With "Be the Change" of 2022 proposed in Paris and then in Venice, action painting is supported by the projection of the video "NO II". With a black paint pour, Alexandra evokes the pollution of the seas by suggestively reproducing the oil stains where desperately and energetically, the author brings out the words "be the change," a silent but impactful scream, an exhortation to the public to be the change to make a difference and change the fate of the planet.

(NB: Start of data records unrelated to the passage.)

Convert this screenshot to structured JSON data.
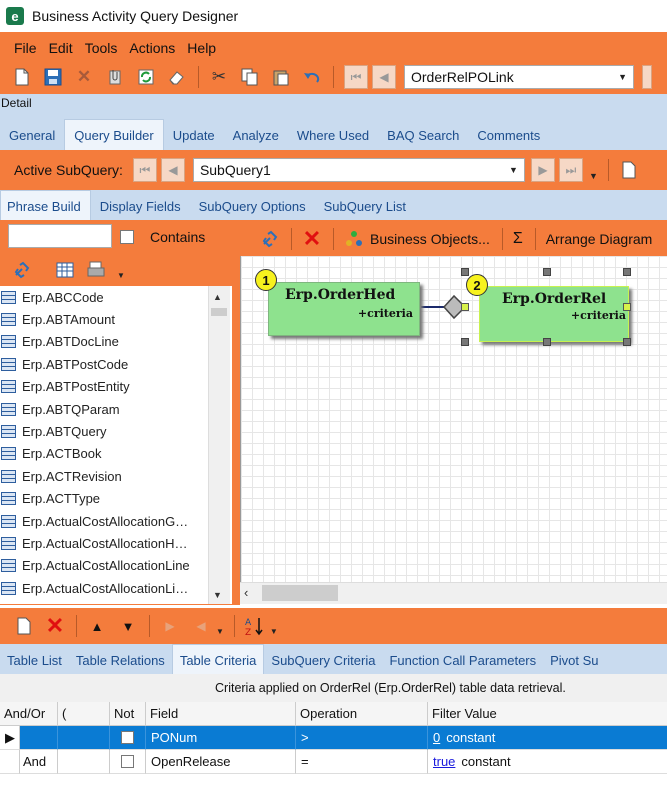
{
  "window": {
    "title": "Business Activity Query Designer",
    "app_icon_letter": "e"
  },
  "menu": [
    "File",
    "Edit",
    "Tools",
    "Actions",
    "Help"
  ],
  "toolbar": {
    "query_id": "OrderRelPOLink"
  },
  "section_label": "Detail",
  "main_tabs": [
    {
      "label": "General"
    },
    {
      "label": "Query Builder",
      "active": true
    },
    {
      "label": "Update"
    },
    {
      "label": "Analyze"
    },
    {
      "label": "Where Used"
    },
    {
      "label": "BAQ Search"
    },
    {
      "label": "Comments"
    }
  ],
  "subquery": {
    "label": "Active SubQuery:",
    "value": "SubQuery1"
  },
  "sub_tabs": [
    {
      "label": "Phrase Build",
      "active": true
    },
    {
      "label": "Display Fields"
    },
    {
      "label": "SubQuery Options"
    },
    {
      "label": "SubQuery List"
    }
  ],
  "left_panel": {
    "search_value": "",
    "contains_label": "Contains",
    "tables": [
      "Erp.ABCCode",
      "Erp.ABTAmount",
      "Erp.ABTDocLine",
      "Erp.ABTPostCode",
      "Erp.ABTPostEntity",
      "Erp.ABTQParam",
      "Erp.ABTQuery",
      "Erp.ACTBook",
      "Erp.ACTRevision",
      "Erp.ACTType",
      "Erp.ActualCostAllocationG…",
      "Erp.ActualCostAllocationH…",
      "Erp.ActualCostAllocationLine",
      "Erp.ActualCostAllocationLi…"
    ]
  },
  "diagram": {
    "business_objects_label": "Business Objects...",
    "sigma_label": "Σ",
    "arrange_label": "Arrange Diagram",
    "nodes": [
      {
        "number": "1",
        "name": "Erp.OrderHed",
        "criteria": "+criteria"
      },
      {
        "number": "2",
        "name": "Erp.OrderRel",
        "criteria": "+criteria"
      }
    ]
  },
  "bottom_tabs": [
    {
      "label": "Table List"
    },
    {
      "label": "Table Relations"
    },
    {
      "label": "Table Criteria",
      "active": true
    },
    {
      "label": "SubQuery Criteria"
    },
    {
      "label": "Function Call Parameters"
    },
    {
      "label": "Pivot Su"
    }
  ],
  "criteria": {
    "info": "Criteria applied on OrderRel (Erp.OrderRel)  table data retrieval.",
    "columns": [
      "And/Or",
      "(",
      "Not",
      "Field",
      "Operation",
      "Filter Value"
    ],
    "rows": [
      {
        "andor": "",
        "paren": "",
        "not": false,
        "field": "PONum",
        "operation": ">",
        "filter_link": "0",
        "filter_text": "constant",
        "selected": true
      },
      {
        "andor": "And",
        "paren": "",
        "not": false,
        "field": "OpenRelease",
        "operation": "=",
        "filter_link": "true",
        "filter_text": "constant",
        "selected": false
      }
    ]
  }
}
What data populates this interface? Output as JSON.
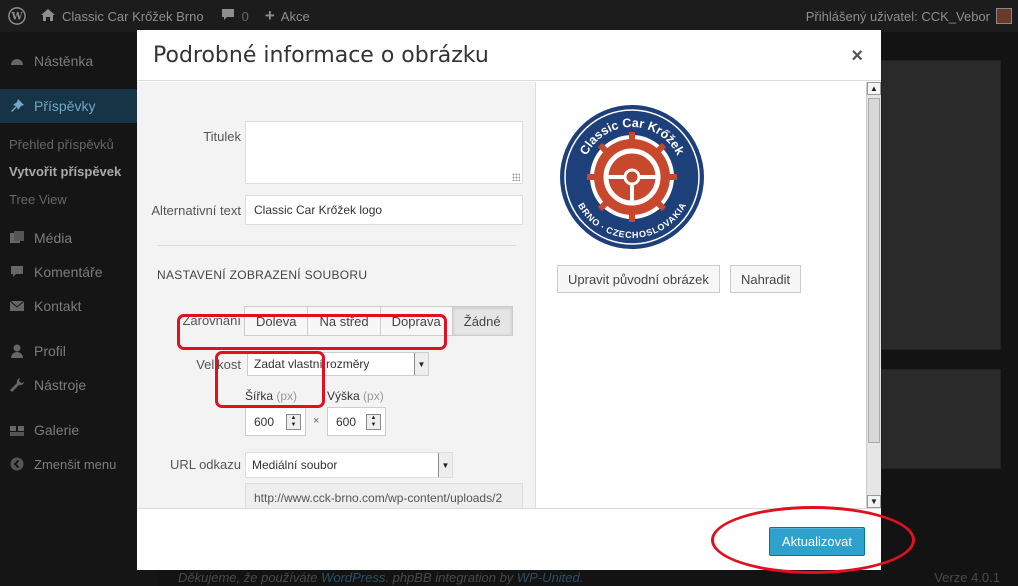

In this artistic journey, Alexandra Mas evolves and amazes without ever wanting to scandalize or provoke. Her dialogue becomes increasingly self-aware and, therefore, more sincere and authentic with the audience of her performances. She reveals her histrionic and unsuspectedly theatrical side in her introspective, at times biographical, investigation, which has allowed her to unveil, through her works, pages of her imaginary personal diary that then become a manifesto of a conflicting tension towards a collective universe.
However, her research has nothing to do with destructive or self-injurious anguish, like many performers who have already brought to the public violence and mere pornography of pain. Alexandra Mas has this great merit: she wants to bring her battles through an art that hits but does not alienate. She leaves a mark without being disturbing, enchants but does not sugarcoat, goes straight to the point. Her beauty is all-encompassing, just like her true and spontaneous sensitivity, as are her stories and the origin of her creations.
Aqua ART MIAMI 2022
The performance presented at Aqua Art Miami, is titled "Exquisite Code," where once again her body was the protagonist. This time, the focus is on the world of communication and contemporary art, which is increasingly digitized and technological, and is becoming more and more invisible to the outside world, confined within our electronic devices.
The audience will see her body as a sort of digital avatar, life, offered for interaction, photographed but also rendered in 3D, then ideally covered in NFTokens and transformed into a live Body Gallery. The work has presented QR codes, portals to this virtual gallery.
The actual act of creation will involve the use of QR codes that will link to an artwork, an art studio, a gallery, or a website, serving as a virtual gateway cascading towards other works of art.
This piece reflects on how complex concepts can be reduced to hashtags or QR codes without definitive judgments. It simplifies reality, which has also affected contemporary art, with the creation of platforms or virtual galleries that are increasingly accessible but at the same time less geared towards poetic and aesthetic investigation, a fundamental aspect of a totalising approach to art.